- [PROBLEM DESCRIPTION] Once the pictures are set aside, output all the records exactly.

- [THE DATA]
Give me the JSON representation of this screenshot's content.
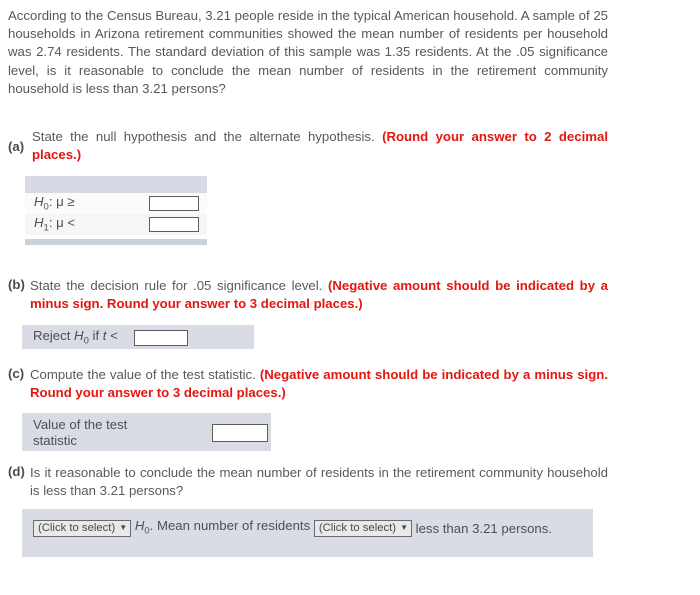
{
  "question": {
    "stem": "According to the Census Bureau, 3.21 people reside in the typical American household. A sample of 25 households in Arizona retirement communities showed the mean number of residents per household was 2.74 residents. The standard deviation of this sample was 1.35 residents. At the .05 significance level, is it reasonable to conclude the mean number of residents in the retirement community household is less than 3.21 persons?"
  },
  "parts": {
    "a": {
      "tag": "(a)",
      "prompt": "State the null hypothesis and the alternate hypothesis.",
      "instruction": "(Round your answer to 2 decimal places.)",
      "table": {
        "rows": [
          {
            "label_h": "H",
            "label_sub": "0",
            "label_rest": ": μ ≥",
            "value": ""
          },
          {
            "label_h": "H",
            "label_sub": "1",
            "label_rest": ": μ <",
            "value": ""
          }
        ]
      }
    },
    "b": {
      "tag": "(b)",
      "prompt": "State the decision rule for .05 significance level.",
      "instruction": "(Negative amount should be indicated by a minus sign. Round your answer to 3 decimal places.)",
      "row": {
        "label_pre": "Reject ",
        "label_h": "H",
        "label_sub": "0",
        "label_post": " if ",
        "label_t": "t",
        "label_end": " <",
        "value": ""
      }
    },
    "c": {
      "tag": "(c)",
      "prompt": "Compute the value of the test statistic.",
      "instruction": "(Negative amount should be indicated by a minus sign. Round your answer to 3 decimal places.)",
      "row": {
        "label": "Value of the test statistic",
        "value": ""
      }
    },
    "d": {
      "tag": "(d)",
      "prompt": "Is it reasonable to conclude the mean number of residents in the retirement community household is less than 3.21 persons?",
      "conclusion": {
        "select1_label": "(Click to select)",
        "mid_h": "H",
        "mid_sub": "0",
        "mid_text": ". Mean number of residents",
        "select2_label": "(Click to select)",
        "end_text": "less than 3.21 persons."
      }
    }
  },
  "colors": {
    "accent_red": "#e3170f",
    "table_header": "#d7dae4",
    "bar_background": "#d9dce5",
    "body_text": "#585858"
  }
}
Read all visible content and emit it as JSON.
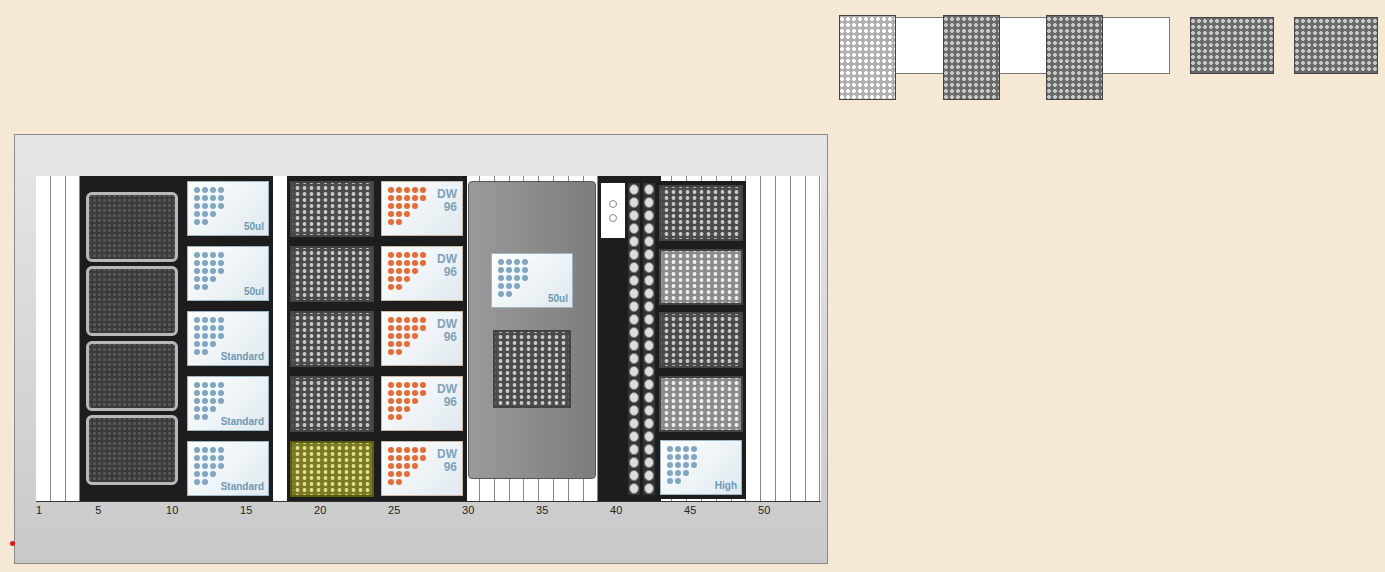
{
  "grid_labels": [
    "1",
    "5",
    "10",
    "15",
    "20",
    "25",
    "30",
    "35",
    "40",
    "45",
    "50"
  ],
  "offsite_plates": [
    {
      "kind": "light"
    },
    {
      "kind": "dark"
    },
    {
      "kind": "dark"
    },
    {
      "kind": "landscape"
    },
    {
      "kind": "landscape"
    }
  ],
  "carriers": [
    {
      "kind": "plate-carrier",
      "slots": [
        {
          "kind": "dark-plate"
        },
        {
          "kind": "dark-plate"
        },
        {
          "kind": "dark-plate"
        },
        {
          "kind": "dark-plate"
        }
      ]
    },
    {
      "kind": "tip-carrier",
      "slots": [
        {
          "kind": "tips",
          "label": "50ul"
        },
        {
          "kind": "tips",
          "label": "50ul"
        },
        {
          "kind": "tips",
          "label": "Standard"
        },
        {
          "kind": "tips",
          "label": "Standard"
        },
        {
          "kind": "tips",
          "label": "Standard"
        }
      ]
    },
    {
      "kind": "plate-carrier",
      "slots": [
        {
          "kind": "plate",
          "selected": false
        },
        {
          "kind": "plate",
          "selected": false
        },
        {
          "kind": "plate",
          "selected": false
        },
        {
          "kind": "plate",
          "selected": false
        },
        {
          "kind": "plate",
          "selected": true
        }
      ]
    },
    {
      "kind": "plate-carrier",
      "slots": [
        {
          "kind": "deepwell",
          "label": "DW",
          "sub": "96"
        },
        {
          "kind": "deepwell",
          "label": "DW",
          "sub": "96"
        },
        {
          "kind": "deepwell",
          "label": "DW",
          "sub": "96"
        },
        {
          "kind": "deepwell",
          "label": "DW",
          "sub": "96"
        },
        {
          "kind": "deepwell",
          "label": "DW",
          "sub": "96"
        }
      ]
    },
    {
      "kind": "shaker",
      "slots": [
        {
          "kind": "tips",
          "label": "50ul"
        },
        {
          "kind": "plate",
          "selected": false
        }
      ]
    },
    {
      "kind": "tube-rack",
      "slots": []
    },
    {
      "kind": "plate-carrier",
      "slots": [
        {
          "kind": "plate",
          "selected": false
        },
        {
          "kind": "plate-square",
          "selected": false
        },
        {
          "kind": "plate",
          "selected": false
        },
        {
          "kind": "plate-square",
          "selected": false
        },
        {
          "kind": "tips",
          "label": "High"
        }
      ]
    }
  ]
}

- [EXERCISE RESULT]
Give me the JSON representation of this screenshot's content.
{
  "question": {
    "stem": "According to the Census Bureau, 3.21 people reside in the typical American household. A sample of 25 households in Arizona retirement communities showed the mean number of residents per household was 2.74 residents. The standard deviation of this sample was 1.35 residents. At the .05 significance level, is it reasonable to conclude the mean number of residents in the retirement community household is less than 3.21 persons?"
  },
  "parts": {
    "a": {
      "tag": "(a)",
      "prompt": "State the null hypothesis and the alternate hypothesis.",
      "instruction": "(Round your answer to 2 decimal places.)",
      "table": {
        "rows": [
          {
            "label_h": "H",
            "label_sub": "0",
            "label_rest": ": μ ≥",
            "value": ""
          },
          {
            "label_h": "H",
            "label_sub": "1",
            "label_rest": ": μ <",
            "value": ""
          }
        ]
      }
    },
    "b": {
      "tag": "(b)",
      "prompt": "State the decision rule for .05 significance level.",
      "instruction": "(Negative amount should be indicated by a minus sign. Round your answer to 3 decimal places.)",
      "row": {
        "label_pre": "Reject ",
        "label_h": "H",
        "label_sub": "0",
        "label_post": " if ",
        "label_t": "t",
        "label_end": " <",
        "value": ""
      }
    },
    "c": {
      "tag": "(c)",
      "prompt": "Compute the value of the test statistic.",
      "instruction": "(Negative amount should be indicated by a minus sign. Round your answer to 3 decimal places.)",
      "row": {
        "label": "Value of the test statistic",
        "value": ""
      }
    },
    "d": {
      "tag": "(d)",
      "prompt": "Is it reasonable to conclude the mean number of residents in the retirement community household is less than 3.21 persons?",
      "conclusion": {
        "select1_label": "(Click to select)",
        "mid_h": "H",
        "mid_sub": "0",
        "mid_text": ". Mean number of residents",
        "select2_label": "(Click to select)",
        "end_text": "less than 3.21 persons."
      }
    }
  },
  "colors": {
    "accent_red": "#e3170f",
    "table_header": "#d7dae4",
    "bar_background": "#d9dce5",
    "body_text": "#585858"
  }
}
Read all visible content and emit it as JSON.
{
  "grid_labels": [
    "1",
    "5",
    "10",
    "15",
    "20",
    "25",
    "30",
    "35",
    "40",
    "45",
    "50"
  ],
  "offsite_plates": [
    {
      "kind": "light"
    },
    {
      "kind": "dark"
    },
    {
      "kind": "dark"
    },
    {
      "kind": "landscape"
    },
    {
      "kind": "landscape"
    }
  ],
  "carriers": [
    {
      "kind": "plate-carrier",
      "slots": [
        {
          "kind": "dark-plate"
        },
        {
          "kind": "dark-plate"
        },
        {
          "kind": "dark-plate"
        },
        {
          "kind": "dark-plate"
        }
      ]
    },
    {
      "kind": "tip-carrier",
      "slots": [
        {
          "kind": "tips",
          "label": "50ul"
        },
        {
          "kind": "tips",
          "label": "50ul"
        },
        {
          "kind": "tips",
          "label": "Standard"
        },
        {
          "kind": "tips",
          "label": "Standard"
        },
        {
          "kind": "tips",
          "label": "Standard"
        }
      ]
    },
    {
      "kind": "plate-carrier",
      "slots": [
        {
          "kind": "plate",
          "selected": false
        },
        {
          "kind": "plate",
          "selected": false
        },
        {
          "kind": "plate",
          "selected": false
        },
        {
          "kind": "plate",
          "selected": false
        },
        {
          "kind": "plate",
          "selected": true
        }
      ]
    },
    {
      "kind": "plate-carrier",
      "slots": [
        {
          "kind": "deepwell",
          "label": "DW",
          "sub": "96"
        },
        {
          "kind": "deepwell",
          "label": "DW",
          "sub": "96"
        },
        {
          "kind": "deepwell",
          "label": "DW",
          "sub": "96"
        },
        {
          "kind": "deepwell",
          "label": "DW",
          "sub": "96"
        },
        {
          "kind": "deepwell",
          "label": "DW",
          "sub": "96"
        }
      ]
    },
    {
      "kind": "shaker",
      "slots": [
        {
          "kind": "tips",
          "label": "50ul"
        },
        {
          "kind": "plate",
          "selected": false
        }
      ]
    },
    {
      "kind": "tube-rack",
      "slots": []
    },
    {
      "kind": "plate-carrier",
      "slots": [
        {
          "kind": "plate",
          "selected": false
        },
        {
          "kind": "plate-square",
          "selected": false
        },
        {
          "kind": "plate",
          "selected": false
        },
        {
          "kind": "plate-square",
          "selected": false
        },
        {
          "kind": "tips",
          "label": "High"
        }
      ]
    }
  ]
}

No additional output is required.